→ **About this exercise**: If a line includes "heading", copy it out of the entries.

→ **Input data**:
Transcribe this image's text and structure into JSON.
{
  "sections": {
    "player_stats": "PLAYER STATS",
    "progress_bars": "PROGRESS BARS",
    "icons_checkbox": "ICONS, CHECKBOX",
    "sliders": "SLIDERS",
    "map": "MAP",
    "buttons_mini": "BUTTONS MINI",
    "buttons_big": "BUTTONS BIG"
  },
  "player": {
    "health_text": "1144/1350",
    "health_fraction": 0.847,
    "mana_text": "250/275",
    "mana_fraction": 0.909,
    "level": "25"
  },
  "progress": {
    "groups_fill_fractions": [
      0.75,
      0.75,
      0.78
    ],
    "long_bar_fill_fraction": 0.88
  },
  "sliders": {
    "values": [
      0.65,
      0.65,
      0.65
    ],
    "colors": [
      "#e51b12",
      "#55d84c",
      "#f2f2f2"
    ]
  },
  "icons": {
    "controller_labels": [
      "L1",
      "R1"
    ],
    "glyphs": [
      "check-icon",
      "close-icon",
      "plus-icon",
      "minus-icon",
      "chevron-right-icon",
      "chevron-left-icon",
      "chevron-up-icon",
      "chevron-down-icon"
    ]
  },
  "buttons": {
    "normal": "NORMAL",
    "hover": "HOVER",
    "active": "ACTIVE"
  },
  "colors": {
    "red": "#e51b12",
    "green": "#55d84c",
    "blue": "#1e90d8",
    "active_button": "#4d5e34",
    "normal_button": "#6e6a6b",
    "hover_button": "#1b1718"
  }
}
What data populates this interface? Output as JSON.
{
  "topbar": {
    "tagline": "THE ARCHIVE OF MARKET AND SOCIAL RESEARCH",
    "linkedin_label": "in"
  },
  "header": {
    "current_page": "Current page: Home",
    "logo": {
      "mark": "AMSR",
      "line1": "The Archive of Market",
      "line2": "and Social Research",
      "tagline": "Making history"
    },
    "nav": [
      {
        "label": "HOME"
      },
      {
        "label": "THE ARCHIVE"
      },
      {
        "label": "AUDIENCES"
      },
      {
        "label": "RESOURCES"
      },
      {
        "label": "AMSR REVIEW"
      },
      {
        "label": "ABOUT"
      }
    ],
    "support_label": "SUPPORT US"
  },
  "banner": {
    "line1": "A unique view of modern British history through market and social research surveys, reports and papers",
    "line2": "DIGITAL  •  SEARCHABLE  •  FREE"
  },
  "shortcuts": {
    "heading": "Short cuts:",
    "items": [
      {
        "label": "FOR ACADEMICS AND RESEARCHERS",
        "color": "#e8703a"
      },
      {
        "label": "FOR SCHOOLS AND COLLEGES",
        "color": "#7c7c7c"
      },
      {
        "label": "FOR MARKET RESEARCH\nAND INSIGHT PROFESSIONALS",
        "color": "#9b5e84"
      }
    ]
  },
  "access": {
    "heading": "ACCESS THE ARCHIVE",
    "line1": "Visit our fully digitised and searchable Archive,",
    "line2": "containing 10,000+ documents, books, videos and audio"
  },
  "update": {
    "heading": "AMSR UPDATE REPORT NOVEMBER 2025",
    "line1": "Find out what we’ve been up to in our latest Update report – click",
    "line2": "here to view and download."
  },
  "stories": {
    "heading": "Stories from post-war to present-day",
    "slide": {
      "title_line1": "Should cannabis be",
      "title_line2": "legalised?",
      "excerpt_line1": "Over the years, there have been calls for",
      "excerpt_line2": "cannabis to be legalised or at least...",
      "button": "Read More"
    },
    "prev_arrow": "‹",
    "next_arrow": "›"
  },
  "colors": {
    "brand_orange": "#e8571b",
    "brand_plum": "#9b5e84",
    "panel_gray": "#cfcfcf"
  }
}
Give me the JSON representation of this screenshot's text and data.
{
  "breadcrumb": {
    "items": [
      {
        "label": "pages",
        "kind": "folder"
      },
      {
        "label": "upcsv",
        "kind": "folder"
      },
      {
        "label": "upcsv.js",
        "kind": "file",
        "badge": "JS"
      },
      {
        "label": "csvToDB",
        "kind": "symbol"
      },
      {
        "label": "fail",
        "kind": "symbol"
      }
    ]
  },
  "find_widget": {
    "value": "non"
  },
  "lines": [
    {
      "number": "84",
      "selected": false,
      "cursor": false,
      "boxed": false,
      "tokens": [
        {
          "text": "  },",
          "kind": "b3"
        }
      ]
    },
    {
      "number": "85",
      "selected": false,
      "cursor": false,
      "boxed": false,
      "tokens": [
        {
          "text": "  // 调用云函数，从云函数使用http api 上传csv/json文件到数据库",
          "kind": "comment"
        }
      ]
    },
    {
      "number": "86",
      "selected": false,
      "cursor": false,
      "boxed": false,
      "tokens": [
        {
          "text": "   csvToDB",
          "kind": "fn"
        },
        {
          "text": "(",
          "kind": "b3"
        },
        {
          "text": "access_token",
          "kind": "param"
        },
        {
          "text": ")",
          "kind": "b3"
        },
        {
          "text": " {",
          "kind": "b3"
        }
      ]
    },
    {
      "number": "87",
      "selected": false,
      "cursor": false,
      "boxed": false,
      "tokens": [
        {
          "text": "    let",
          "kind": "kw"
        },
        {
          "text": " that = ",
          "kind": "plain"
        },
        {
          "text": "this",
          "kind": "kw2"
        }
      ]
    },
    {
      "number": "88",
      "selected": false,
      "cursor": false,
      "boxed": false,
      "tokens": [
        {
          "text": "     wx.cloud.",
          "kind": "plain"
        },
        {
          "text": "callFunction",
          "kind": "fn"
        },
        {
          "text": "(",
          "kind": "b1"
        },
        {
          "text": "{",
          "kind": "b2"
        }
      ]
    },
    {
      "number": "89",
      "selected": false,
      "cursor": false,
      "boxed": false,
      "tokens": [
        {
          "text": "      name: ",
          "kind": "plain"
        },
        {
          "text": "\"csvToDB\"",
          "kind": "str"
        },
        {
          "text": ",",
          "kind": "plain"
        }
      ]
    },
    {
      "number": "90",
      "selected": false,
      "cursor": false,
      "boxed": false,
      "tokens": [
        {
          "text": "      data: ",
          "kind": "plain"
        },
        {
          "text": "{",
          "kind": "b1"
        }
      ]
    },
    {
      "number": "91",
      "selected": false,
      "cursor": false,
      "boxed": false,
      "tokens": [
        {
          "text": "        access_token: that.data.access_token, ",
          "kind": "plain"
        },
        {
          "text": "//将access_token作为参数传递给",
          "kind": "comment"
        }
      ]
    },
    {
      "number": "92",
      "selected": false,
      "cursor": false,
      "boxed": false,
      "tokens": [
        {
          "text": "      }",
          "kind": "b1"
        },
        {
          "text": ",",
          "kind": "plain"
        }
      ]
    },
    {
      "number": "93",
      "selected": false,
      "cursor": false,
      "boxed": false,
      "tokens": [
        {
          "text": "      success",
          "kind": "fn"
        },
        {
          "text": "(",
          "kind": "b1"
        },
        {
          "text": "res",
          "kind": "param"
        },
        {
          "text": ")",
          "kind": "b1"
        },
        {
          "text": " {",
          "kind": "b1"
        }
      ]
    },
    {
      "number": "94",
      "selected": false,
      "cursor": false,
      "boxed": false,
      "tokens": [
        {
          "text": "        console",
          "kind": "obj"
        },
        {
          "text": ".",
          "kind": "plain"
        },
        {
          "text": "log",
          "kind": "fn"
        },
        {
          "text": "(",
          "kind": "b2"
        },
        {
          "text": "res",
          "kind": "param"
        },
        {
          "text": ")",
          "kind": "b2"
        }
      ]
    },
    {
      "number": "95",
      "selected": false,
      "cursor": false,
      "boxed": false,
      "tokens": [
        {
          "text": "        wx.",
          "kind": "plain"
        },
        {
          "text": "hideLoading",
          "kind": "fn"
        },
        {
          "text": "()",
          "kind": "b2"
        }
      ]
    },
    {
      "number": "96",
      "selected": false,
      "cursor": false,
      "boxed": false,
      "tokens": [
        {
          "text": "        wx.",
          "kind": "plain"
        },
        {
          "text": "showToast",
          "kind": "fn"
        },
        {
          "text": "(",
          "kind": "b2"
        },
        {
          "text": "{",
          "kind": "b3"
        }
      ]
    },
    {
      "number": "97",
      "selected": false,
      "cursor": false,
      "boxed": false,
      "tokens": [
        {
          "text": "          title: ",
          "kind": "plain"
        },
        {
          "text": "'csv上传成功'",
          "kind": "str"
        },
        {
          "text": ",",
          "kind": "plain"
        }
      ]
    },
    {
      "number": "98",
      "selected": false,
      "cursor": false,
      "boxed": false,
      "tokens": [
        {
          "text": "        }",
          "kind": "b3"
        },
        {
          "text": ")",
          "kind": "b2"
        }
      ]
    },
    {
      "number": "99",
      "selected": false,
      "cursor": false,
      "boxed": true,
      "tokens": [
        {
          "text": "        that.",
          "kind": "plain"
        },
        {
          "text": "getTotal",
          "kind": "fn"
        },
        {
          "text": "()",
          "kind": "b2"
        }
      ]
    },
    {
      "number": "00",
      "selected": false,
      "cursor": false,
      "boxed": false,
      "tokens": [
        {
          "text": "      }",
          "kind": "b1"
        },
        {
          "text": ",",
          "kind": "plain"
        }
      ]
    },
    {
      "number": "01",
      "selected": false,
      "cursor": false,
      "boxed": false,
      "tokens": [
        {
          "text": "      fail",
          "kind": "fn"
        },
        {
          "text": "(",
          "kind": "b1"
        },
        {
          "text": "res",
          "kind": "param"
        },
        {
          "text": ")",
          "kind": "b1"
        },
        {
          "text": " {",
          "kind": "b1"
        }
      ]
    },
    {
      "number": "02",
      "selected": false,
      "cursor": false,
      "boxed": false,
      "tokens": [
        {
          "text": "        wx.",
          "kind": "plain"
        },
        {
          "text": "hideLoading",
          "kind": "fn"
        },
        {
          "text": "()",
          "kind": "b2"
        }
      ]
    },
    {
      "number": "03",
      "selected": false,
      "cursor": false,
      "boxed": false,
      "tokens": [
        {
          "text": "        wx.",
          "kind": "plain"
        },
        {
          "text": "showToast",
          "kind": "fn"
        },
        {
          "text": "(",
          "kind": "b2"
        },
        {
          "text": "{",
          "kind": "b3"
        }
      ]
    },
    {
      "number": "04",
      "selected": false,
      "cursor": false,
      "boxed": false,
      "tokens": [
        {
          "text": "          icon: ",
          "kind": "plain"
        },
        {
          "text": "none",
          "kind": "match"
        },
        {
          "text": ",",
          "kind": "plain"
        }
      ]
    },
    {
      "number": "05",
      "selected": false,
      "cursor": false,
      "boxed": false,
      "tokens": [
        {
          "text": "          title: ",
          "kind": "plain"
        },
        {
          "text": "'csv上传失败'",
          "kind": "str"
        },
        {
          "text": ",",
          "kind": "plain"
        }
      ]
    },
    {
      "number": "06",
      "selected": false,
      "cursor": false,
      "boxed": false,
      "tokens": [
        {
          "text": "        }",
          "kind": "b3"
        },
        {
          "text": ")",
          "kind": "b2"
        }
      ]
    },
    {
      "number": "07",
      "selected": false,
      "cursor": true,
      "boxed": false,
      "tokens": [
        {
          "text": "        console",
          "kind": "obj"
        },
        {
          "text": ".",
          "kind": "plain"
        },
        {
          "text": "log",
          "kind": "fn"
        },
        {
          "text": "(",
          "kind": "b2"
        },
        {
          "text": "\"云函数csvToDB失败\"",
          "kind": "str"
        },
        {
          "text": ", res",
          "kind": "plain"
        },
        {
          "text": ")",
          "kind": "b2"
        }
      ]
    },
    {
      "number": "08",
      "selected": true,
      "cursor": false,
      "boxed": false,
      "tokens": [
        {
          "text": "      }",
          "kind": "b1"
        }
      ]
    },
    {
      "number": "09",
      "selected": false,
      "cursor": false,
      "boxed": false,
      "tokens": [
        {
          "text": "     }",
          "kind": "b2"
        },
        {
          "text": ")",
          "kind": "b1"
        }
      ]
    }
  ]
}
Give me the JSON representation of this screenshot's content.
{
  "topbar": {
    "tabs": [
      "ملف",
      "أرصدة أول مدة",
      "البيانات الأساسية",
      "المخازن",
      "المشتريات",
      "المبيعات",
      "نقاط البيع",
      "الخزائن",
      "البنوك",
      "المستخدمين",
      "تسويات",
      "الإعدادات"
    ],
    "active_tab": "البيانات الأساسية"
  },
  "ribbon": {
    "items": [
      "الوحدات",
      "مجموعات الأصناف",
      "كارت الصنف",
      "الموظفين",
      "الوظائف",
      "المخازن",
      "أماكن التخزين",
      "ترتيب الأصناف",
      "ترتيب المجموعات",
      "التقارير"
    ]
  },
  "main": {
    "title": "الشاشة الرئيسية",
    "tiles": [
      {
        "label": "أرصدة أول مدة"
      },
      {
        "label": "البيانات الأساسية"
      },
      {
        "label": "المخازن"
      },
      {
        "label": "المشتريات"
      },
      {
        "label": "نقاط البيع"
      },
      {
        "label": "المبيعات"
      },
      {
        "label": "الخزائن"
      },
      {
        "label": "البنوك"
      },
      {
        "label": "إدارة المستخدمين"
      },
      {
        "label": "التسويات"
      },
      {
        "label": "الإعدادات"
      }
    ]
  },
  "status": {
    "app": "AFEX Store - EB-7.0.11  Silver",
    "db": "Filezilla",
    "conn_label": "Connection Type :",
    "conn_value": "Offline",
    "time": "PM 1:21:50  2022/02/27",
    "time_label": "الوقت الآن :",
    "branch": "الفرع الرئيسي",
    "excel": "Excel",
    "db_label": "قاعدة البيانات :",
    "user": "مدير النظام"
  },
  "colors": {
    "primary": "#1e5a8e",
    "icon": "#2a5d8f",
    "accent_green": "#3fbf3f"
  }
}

→ **Final answer**:
    "heading": "Short cuts:",
    "heading": "ACCESS THE ARCHIVE",
    "heading": "AMSR UPDATE REPORT NOVEMBER 2025",
    "heading": "Stories from post-war to present-day",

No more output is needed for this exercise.